Living a Life on Hold

I am unfinished. At fifty two, I am the owner of a life that feels unlived. There is a tension that runs through my days like a rubber band stretched from this moment all the way back through the years to that moment in August 1987 when two gunshots changed my life forever. At some point in each day I feel myself cringing in anticipation of that rubber band snapping! I fear that snap almost as much as I want it, because it is then (and only then), that my REAL life will begin again.

One of the most common mental tricks that men use in prison to keep their spirits up is to tell themselves that this, (prison) is not their real life, it is an interruption of their real life. Their REAL life will begin again when they get out. In fact the most common phrase you hear in prison at the begining of a conversation is; “When I get out of here I’m gonna…” And everything we do behind these walls is either aimed at getting us out, trying to maintain our community ties with family and friends, or finding ways to fill up our days and kill time while we wait on the other shoe to drop. Everything in here has a temporary feel except the place it’s self (which seems to perpetually consume the youth of our comunity).  
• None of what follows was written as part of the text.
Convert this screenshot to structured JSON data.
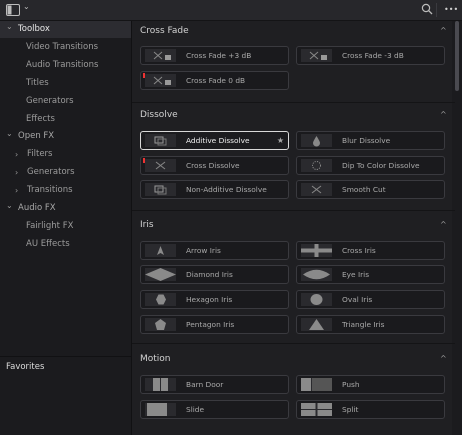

We live in a half dream, half nightmare, trying not to let any of the things we experience in here matter because; “When we get out..” it will all be behind us as if it never existed. We don’t say what we really mean or do what we really want because it might spark conflicts that will keep us in here longer when there is nothing in here that we value enough to make that sacrifice. What we do is opt for the least objectionable alternative in a situation full of unsatisfactory choices. But how long can a man live like this? How long can he go on treating the events of his life as if they are things separate and apart from himself? How long before he grows numb to the value of his life, when almost every choice available to him gives him no satisfaction? Creating that distance in your heart between yourself and the things in your life, ensures apathy. It fosters indifference, and often ends in an embittered soul. It’s the chief reason why so many men come home from prison seeming so “cold hearted”; because the emotional isolation required to successfully navigate long prison stays is killing their ability to become emotionally invested in the world around them.  

Without regular contact with multiple people in the free world, men in prison tend to become intellectually stagnant. They become frozen in time, relics of a bygone era. Often you can determine in the course of a conversation how old they were when they came to prison because they are often locked into that maturity level. They are living their lives in a prolonged holding pattern without the usual pressures and experiences that provoke maturity.

I came to prison at ninteen, if I left today I would leave with thirty two years of prison experience but hit the streets with the same real-world experience as that nineteen year old they locked up in 1987. With little idea of how to maintain a household, or an intimate adult relationship. All I would have are theories and supposition based largely on what I’ve read or seen on TV. Yet the people who deal with me will look into my fifty two year old face and expect more. When that rubber band snaps how long before the sting of it subsides, and what will the life that remains to me look like? Prison only prepares you to succeed in prison. It is a life lived on hold.

T. L. Thomas Bey #194430